[Excerpts from an interface dataset]
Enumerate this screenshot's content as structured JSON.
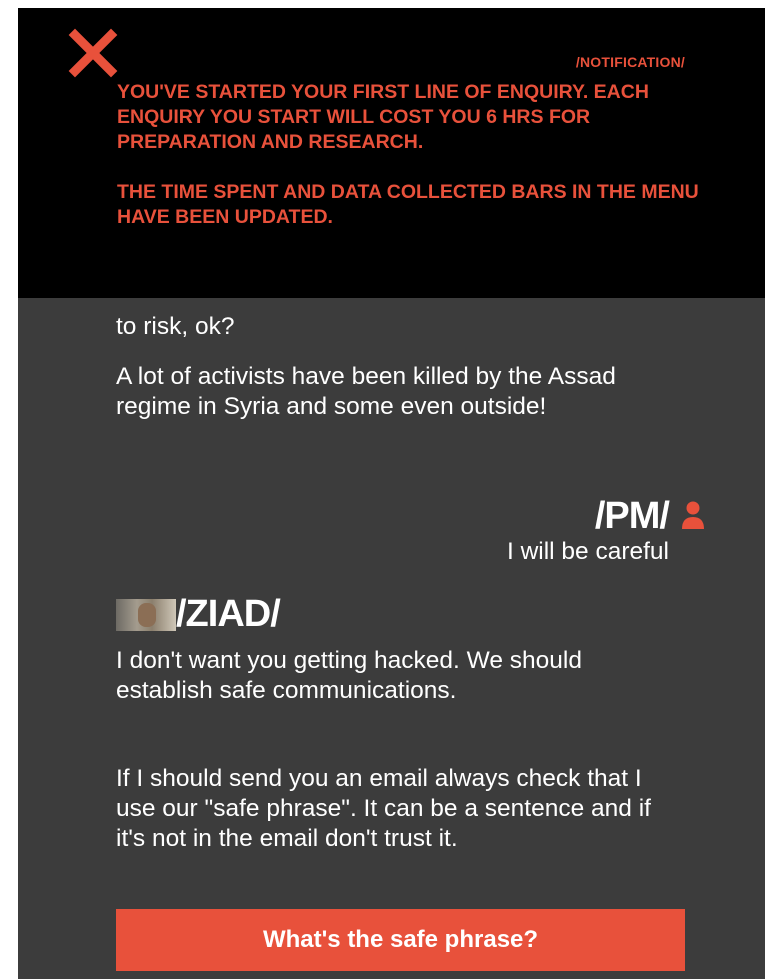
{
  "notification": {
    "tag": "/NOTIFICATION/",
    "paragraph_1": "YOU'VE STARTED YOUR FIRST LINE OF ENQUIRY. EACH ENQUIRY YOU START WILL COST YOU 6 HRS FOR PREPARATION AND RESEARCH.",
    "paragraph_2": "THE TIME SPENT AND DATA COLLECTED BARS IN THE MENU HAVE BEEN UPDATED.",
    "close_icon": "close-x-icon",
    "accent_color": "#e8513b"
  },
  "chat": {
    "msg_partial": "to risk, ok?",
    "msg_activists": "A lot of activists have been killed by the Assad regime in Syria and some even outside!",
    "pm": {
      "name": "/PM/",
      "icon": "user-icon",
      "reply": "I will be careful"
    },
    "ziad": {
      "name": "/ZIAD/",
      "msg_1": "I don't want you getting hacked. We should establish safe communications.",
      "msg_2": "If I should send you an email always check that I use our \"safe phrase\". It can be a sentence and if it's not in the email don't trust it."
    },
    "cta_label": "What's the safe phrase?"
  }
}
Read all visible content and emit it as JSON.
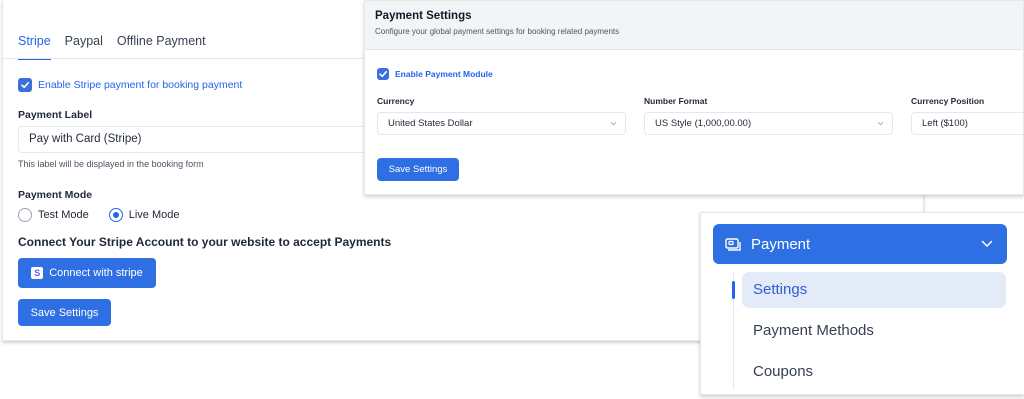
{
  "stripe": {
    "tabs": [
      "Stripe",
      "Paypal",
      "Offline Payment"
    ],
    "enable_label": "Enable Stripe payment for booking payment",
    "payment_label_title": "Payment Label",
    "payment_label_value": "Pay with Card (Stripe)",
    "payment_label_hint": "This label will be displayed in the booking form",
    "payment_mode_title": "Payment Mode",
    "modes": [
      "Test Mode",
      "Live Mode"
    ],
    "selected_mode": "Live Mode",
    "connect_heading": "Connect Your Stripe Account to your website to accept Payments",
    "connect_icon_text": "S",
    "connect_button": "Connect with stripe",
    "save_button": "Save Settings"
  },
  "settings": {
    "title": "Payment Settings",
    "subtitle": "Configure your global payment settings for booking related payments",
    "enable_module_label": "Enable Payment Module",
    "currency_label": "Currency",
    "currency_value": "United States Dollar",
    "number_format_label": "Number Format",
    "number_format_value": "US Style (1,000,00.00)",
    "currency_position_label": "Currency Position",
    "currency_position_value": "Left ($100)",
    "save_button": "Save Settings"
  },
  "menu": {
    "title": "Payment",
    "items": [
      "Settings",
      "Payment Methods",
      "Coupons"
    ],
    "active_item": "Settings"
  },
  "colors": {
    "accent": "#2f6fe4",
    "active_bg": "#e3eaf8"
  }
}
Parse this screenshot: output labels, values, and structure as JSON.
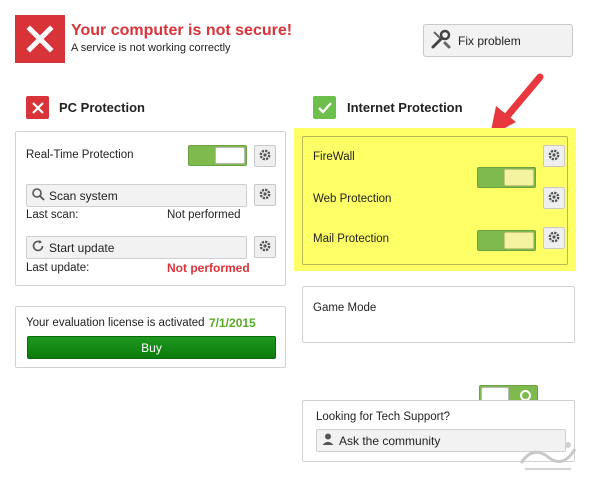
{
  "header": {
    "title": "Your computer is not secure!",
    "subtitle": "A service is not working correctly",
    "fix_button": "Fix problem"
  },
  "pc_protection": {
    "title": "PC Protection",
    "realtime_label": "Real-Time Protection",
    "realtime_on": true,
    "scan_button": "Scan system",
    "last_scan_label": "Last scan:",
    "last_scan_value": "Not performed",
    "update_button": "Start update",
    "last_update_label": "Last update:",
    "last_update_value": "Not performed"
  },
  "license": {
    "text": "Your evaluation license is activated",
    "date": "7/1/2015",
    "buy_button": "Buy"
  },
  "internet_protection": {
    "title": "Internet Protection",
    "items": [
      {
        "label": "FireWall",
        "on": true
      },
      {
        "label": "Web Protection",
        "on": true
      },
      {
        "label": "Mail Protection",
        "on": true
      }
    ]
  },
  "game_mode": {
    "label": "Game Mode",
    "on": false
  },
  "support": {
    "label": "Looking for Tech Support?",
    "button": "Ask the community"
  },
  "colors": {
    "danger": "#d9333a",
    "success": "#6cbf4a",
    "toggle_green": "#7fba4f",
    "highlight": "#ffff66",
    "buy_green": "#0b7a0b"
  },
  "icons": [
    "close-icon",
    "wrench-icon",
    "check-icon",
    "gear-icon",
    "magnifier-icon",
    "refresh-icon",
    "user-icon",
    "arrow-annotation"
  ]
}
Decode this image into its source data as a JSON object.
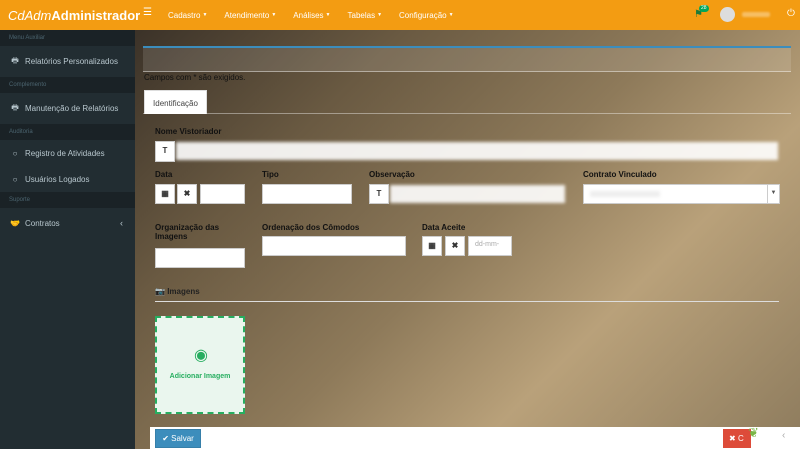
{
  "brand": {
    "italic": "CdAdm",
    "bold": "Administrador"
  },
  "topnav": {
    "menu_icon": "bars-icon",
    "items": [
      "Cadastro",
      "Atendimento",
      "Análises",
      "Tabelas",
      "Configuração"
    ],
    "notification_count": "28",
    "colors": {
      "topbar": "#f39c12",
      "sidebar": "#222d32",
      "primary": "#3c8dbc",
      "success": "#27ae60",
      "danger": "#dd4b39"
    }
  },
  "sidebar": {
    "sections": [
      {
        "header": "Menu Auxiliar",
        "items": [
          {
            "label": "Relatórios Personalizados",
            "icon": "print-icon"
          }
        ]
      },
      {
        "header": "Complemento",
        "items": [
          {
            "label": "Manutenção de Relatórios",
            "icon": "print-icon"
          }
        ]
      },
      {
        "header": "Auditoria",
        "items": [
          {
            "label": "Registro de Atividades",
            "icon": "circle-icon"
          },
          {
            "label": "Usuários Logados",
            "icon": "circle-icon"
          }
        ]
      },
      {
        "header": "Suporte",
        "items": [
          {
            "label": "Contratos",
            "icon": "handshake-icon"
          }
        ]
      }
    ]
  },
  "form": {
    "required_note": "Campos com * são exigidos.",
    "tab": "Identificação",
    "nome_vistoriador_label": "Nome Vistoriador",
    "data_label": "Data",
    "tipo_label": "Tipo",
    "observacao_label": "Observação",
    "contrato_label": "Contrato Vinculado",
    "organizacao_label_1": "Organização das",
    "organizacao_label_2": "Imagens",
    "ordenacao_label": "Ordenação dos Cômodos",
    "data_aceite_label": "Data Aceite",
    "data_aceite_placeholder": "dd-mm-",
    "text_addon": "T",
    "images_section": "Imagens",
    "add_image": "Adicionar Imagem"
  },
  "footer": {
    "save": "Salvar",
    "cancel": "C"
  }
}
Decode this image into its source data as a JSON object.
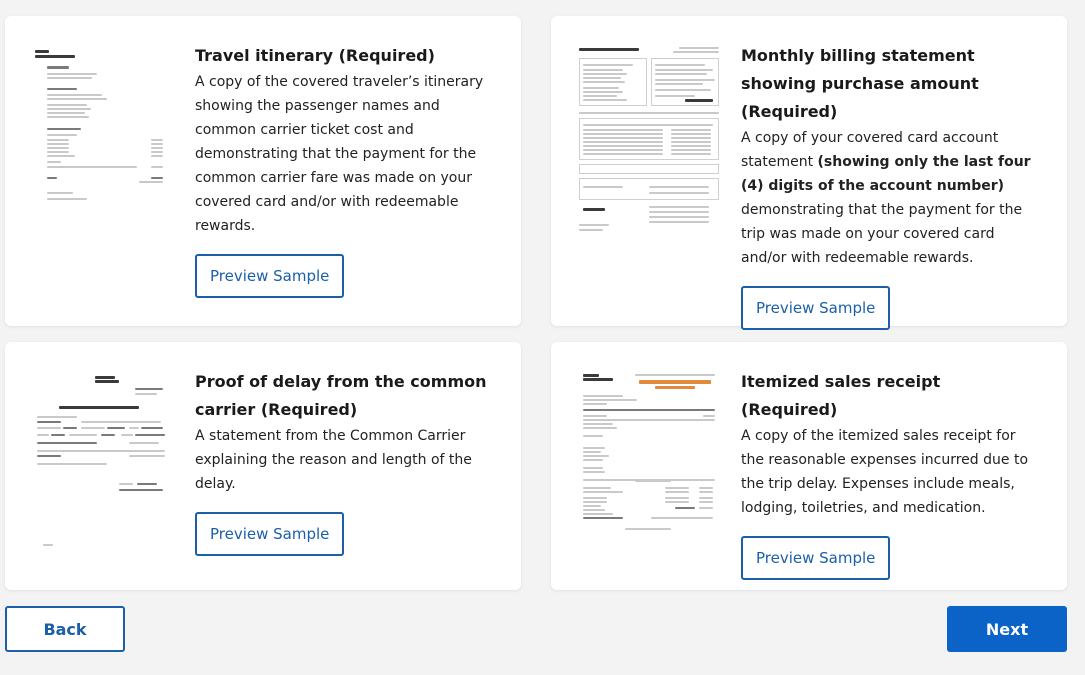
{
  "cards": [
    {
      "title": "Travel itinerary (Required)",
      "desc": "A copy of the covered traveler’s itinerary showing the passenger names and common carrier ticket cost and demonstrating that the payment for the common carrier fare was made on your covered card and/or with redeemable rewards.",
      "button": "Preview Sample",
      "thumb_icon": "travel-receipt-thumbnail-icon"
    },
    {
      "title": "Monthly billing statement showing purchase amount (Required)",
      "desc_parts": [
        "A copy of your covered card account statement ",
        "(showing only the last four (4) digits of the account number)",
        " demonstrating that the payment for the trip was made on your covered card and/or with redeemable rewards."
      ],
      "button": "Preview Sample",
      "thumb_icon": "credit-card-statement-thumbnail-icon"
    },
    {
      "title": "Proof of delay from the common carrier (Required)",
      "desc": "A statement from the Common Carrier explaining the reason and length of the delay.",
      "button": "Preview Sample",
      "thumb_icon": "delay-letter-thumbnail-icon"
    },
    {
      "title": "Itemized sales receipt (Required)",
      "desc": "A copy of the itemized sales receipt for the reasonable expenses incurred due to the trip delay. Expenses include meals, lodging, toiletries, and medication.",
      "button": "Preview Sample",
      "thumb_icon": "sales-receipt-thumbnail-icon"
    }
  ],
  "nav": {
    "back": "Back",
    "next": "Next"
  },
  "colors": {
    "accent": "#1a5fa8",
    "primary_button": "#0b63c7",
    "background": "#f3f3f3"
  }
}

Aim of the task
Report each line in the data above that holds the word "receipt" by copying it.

Written reply
      "thumb_icon": "travel-receipt-thumbnail-icon"
      "title": "Itemized sales receipt (Required)",
      "desc": "A copy of the itemized sales receipt for the reasonable expenses incurred due to the trip delay. Expenses include meals, lodging, toiletries, and medication.",
      "thumb_icon": "sales-receipt-thumbnail-icon"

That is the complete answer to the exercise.